Activity: Which lines below hold the word "true"? Report each one.

***** Provided material *****

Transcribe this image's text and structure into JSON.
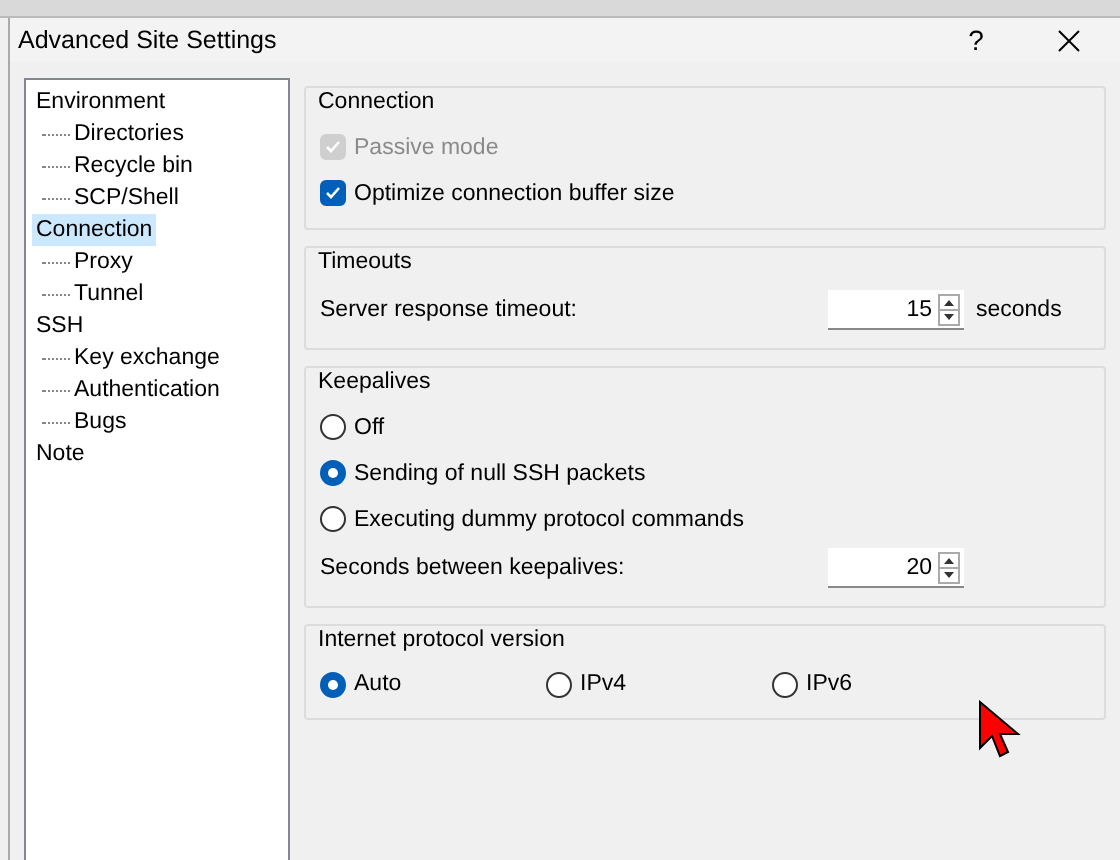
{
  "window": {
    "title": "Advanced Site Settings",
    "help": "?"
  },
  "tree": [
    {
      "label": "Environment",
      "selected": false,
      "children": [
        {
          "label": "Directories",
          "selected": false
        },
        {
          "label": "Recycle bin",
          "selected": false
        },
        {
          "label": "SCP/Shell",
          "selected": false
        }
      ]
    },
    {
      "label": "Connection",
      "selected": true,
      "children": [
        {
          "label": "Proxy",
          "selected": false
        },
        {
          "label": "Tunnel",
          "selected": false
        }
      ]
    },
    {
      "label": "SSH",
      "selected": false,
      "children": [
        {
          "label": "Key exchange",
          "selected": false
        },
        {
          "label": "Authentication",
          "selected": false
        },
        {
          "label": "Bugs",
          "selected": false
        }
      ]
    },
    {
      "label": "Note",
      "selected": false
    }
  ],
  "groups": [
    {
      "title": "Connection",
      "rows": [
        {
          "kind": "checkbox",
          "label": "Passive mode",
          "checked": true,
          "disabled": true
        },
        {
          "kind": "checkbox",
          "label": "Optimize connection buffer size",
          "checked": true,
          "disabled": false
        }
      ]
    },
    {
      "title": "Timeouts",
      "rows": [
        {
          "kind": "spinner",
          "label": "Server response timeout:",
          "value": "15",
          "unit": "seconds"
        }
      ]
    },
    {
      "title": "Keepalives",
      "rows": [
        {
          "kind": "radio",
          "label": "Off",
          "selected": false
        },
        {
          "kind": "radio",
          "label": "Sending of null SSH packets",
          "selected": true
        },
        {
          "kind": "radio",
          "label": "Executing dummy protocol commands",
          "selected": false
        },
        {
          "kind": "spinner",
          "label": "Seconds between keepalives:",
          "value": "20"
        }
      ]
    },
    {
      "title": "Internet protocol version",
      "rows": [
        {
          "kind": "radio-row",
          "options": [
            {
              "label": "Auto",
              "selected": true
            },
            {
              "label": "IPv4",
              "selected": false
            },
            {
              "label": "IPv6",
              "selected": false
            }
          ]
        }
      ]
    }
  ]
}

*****

Completed exercise:
      "selected": true,
          "checked": true,
          "disabled": true
          "checked": true,
          "selected": true
              "selected": true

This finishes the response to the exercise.